(Excerpts from an interface dataset)
::::::::::

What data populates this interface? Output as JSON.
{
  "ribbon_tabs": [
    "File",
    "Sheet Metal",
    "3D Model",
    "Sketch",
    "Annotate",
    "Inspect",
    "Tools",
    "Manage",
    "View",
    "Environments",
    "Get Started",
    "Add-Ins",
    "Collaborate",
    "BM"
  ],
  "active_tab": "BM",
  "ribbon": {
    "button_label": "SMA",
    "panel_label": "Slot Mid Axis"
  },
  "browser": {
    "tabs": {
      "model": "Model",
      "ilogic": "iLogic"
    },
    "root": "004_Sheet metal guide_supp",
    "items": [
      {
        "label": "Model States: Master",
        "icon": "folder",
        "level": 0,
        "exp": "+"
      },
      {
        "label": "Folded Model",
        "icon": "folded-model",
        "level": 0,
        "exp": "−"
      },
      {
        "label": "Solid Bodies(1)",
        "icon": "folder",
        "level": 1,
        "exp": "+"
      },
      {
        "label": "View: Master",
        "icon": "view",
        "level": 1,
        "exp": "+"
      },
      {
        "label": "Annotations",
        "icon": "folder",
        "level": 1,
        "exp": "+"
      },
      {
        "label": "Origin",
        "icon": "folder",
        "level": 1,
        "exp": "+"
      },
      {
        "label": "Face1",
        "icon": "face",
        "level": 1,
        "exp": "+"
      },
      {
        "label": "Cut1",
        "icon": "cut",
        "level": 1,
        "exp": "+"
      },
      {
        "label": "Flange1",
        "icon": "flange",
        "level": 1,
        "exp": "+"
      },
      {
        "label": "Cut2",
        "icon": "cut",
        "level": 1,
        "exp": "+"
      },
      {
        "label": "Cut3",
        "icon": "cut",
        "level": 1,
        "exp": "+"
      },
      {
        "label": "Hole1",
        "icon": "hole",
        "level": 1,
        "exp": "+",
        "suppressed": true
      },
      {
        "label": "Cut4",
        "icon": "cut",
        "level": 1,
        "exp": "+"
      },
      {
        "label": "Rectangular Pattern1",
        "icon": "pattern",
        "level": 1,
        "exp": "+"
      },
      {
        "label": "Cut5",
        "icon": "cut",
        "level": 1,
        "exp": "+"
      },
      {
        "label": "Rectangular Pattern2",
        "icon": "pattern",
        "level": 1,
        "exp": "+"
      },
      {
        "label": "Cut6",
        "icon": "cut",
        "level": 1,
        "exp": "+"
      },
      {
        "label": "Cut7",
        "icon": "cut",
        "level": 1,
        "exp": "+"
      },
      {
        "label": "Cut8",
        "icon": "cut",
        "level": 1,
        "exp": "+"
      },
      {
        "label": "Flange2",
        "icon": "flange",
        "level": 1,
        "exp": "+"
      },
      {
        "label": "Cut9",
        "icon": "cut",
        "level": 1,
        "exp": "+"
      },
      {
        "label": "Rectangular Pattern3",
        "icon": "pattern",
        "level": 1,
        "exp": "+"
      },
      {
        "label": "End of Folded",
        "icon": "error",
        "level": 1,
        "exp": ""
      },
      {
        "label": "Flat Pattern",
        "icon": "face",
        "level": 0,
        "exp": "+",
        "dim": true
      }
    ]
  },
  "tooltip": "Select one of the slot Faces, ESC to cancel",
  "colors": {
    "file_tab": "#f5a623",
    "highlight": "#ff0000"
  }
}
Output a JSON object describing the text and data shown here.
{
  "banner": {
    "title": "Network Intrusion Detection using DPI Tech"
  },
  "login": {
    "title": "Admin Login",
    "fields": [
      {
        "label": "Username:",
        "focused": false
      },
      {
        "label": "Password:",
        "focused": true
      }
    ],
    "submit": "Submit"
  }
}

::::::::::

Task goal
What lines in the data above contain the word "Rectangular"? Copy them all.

Solution to this exercise
        "label": "Rectangular Pattern1",
        "label": "Rectangular Pattern2",
        "label": "Rectangular Pattern3",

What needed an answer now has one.